Scientists to develop miniature military robots
U.S. Army, academic, and industry scientists are combining efforts to improve warfighter situational awareness with miniature robots inspired by biologic organisms found in nature.
By Courtney E. Howard
MERRIMACK, N.H.—U.S. Army, academic, and industry scientists are combining efforts to improve warfighter situational awareness with miniature robots inspired by biologic organisms found in nature.
The U.S. Army Research Laboratory in Adelphi, Md., has signed a $38 million agreement with BAE Systems executives in Merrimack, N.H., toward this goal. BAE Systems engineers in the company’s Electronic Warfare division will lead the Micro Autonomous Systems and Technology (MAST) Collaborative Technology Alliance.
The Alliance will concentrate its efforts on a collection of autonomous, multifunctional, intelligence-gathering miniature robots able to operate in places too small or dangerous for soldiers. Research will center on delivering advanced robotic equipment for urban environments and complex terrain, such as mountains and caves.
Scientists are devising micro robots that mimic natural phenomena, such as dragonflies. (Image courtesy BAE Systems.)
“Robotic platforms extend the warfighter’s senses and reach, providing operational capabilities that would otherwise be costly, impossible, or deadly to achieve,” says Dr. Joseph Mait, MAST cooperative agreement manager for the Army Research Lab. “The MAST alliance is a highly collaborative effort, with each partner from government, academia, and industry playing a significant role.”

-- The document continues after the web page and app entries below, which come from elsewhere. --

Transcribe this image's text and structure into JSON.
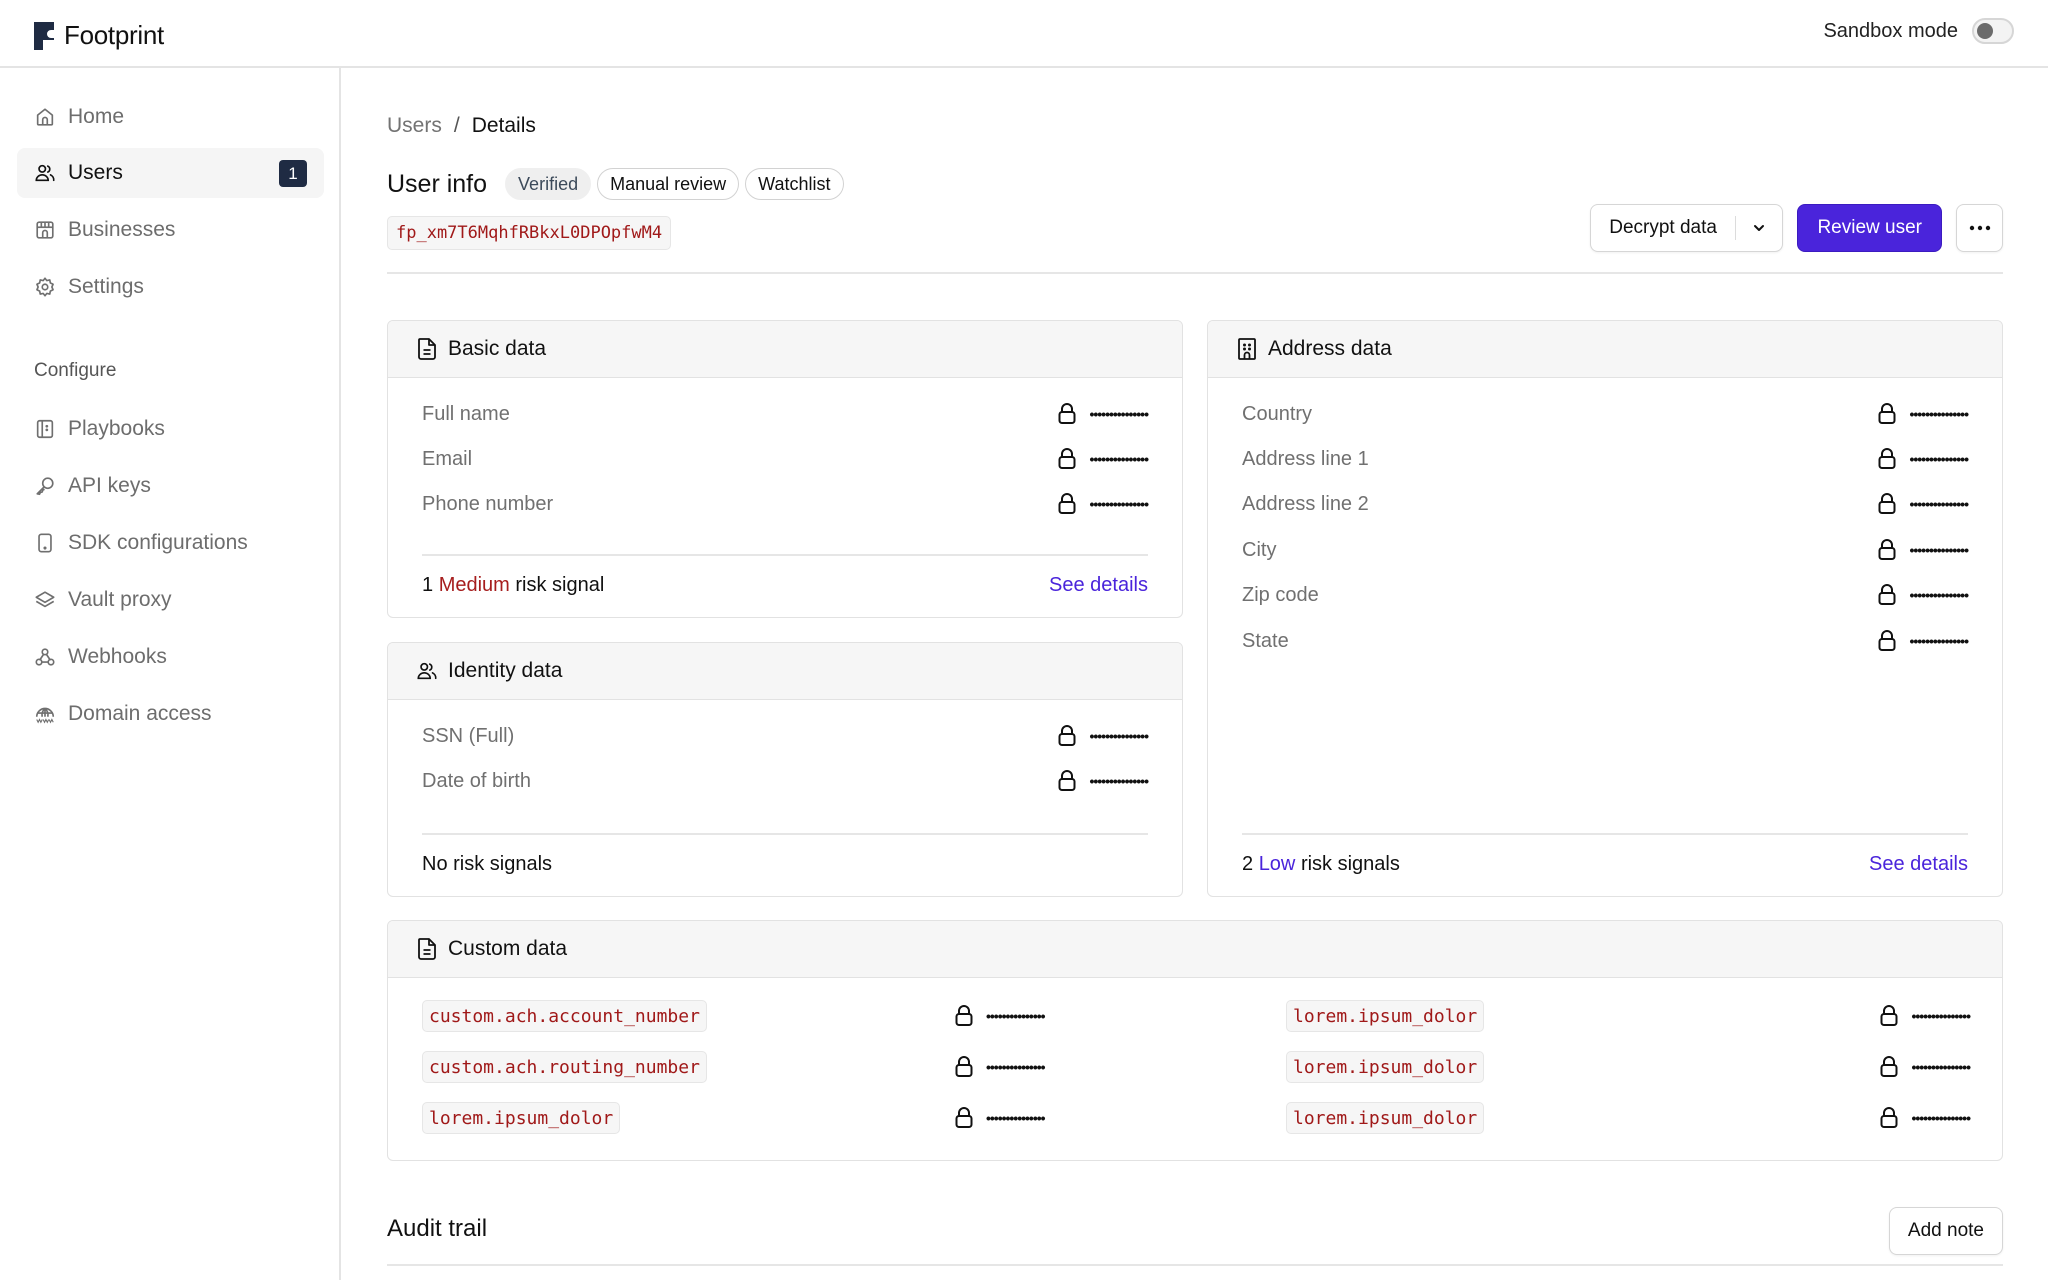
{
  "app": {
    "name": "Footprint",
    "sandbox_label": "Sandbox mode",
    "sandbox_enabled": false
  },
  "sidebar": {
    "primary": [
      {
        "label": "Home",
        "icon": "home-icon"
      },
      {
        "label": "Users",
        "icon": "users-icon",
        "badge": "1",
        "active": true
      },
      {
        "label": "Businesses",
        "icon": "store-icon"
      },
      {
        "label": "Settings",
        "icon": "gear-icon"
      }
    ],
    "section_label": "Configure",
    "configure": [
      {
        "label": "Playbooks",
        "icon": "book-icon"
      },
      {
        "label": "API keys",
        "icon": "key-icon"
      },
      {
        "label": "SDK configurations",
        "icon": "device-icon"
      },
      {
        "label": "Vault proxy",
        "icon": "layers-icon"
      },
      {
        "label": "Webhooks",
        "icon": "webhook-icon"
      },
      {
        "label": "Domain access",
        "icon": "globe-www-icon"
      }
    ]
  },
  "breadcrumb": {
    "parent": "Users",
    "separator": "/",
    "current": "Details"
  },
  "header": {
    "title": "User info",
    "tags": [
      "Verified",
      "Manual review",
      "Watchlist"
    ],
    "user_id": "fp_xm7T6MqhfRBkxL0DPOpfwM4",
    "decrypt_label": "Decrypt data",
    "review_label": "Review user",
    "more_icon": "ellipsis-icon"
  },
  "masked_value": "•••••••••••••••",
  "basic_data": {
    "title": "Basic data",
    "fields": [
      "Full name",
      "Email",
      "Phone number"
    ],
    "risk": {
      "count": "1",
      "level": "Medium",
      "suffix": "risk signal",
      "link": "See details"
    }
  },
  "identity_data": {
    "title": "Identity data",
    "fields": [
      "SSN (Full)",
      "Date of birth"
    ],
    "risk": {
      "text": "No risk signals"
    }
  },
  "address_data": {
    "title": "Address data",
    "fields": [
      "Country",
      "Address line 1",
      "Address line 2",
      "City",
      "Zip code",
      "State"
    ],
    "risk": {
      "count": "2",
      "level": "Low",
      "suffix": "risk signals",
      "link": "See details"
    }
  },
  "custom_data": {
    "title": "Custom data",
    "left": [
      "custom.ach.account_number",
      "custom.ach.routing_number",
      "lorem.ipsum_dolor"
    ],
    "right": [
      "lorem.ipsum_dolor",
      "lorem.ipsum_dolor",
      "lorem.ipsum_dolor"
    ]
  },
  "audit": {
    "title": "Audit trail",
    "add_note_label": "Add note"
  },
  "colors": {
    "accent": "#4a24db",
    "risk_medium": "#a61d1d",
    "code_text": "#a01919",
    "badge_bg": "#1f2b43"
  }
}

MAST is designed to benefit future robotic systems by furthering science and technology in sensing, processing, and communications; navigation and control; small-scale aeromechanics and ambulation; propulsion; microdevices and integration; platform packaging; and systems architectures.
Preliminary miniature robot designs point to the use of biomimicry, or biomimetics. That is, the structure and function of the electronic devices are dersigned to mimic those of natural, biologic organisms—in this case, insects.
Future miniature autonomous robots are likely to emulate spiders and various other insects. (Image courtesy BAE Systems.)
“The technologies that will be developed under MAST represent capabilities and techniques that will influence nearly all of the products that BAE Systems will develop and produce in the future,” notes Steve Scalera, MAST program manager for BAE Systems. “We and our alliance partners have committed our brightest minds to make the MAST program a success.”
MAST’s four primary research areas, led by four principal alliance members, are: Microsystems Integration led by BAE Systems, Microelectronics led by the University of Michigan, Microsystem Mechanics led by the University of Maryland, and Processing for Autonomous Operation led by the University of Pennsylvania. The alliance also boasts five general members participating in one or more research area. They are: the University of California at Berkeley, the California Institute of Technology and the Jet Propulsion Laboratory, the Georgia Institute of Technology, the University of New Mexico, and North Carolina Agricultural and Technical State University. The current contract covers a period of five years, and includes an option to extend the agreement for an additional five years.
For more information, visit BAE Systems online at www.baesystems.com.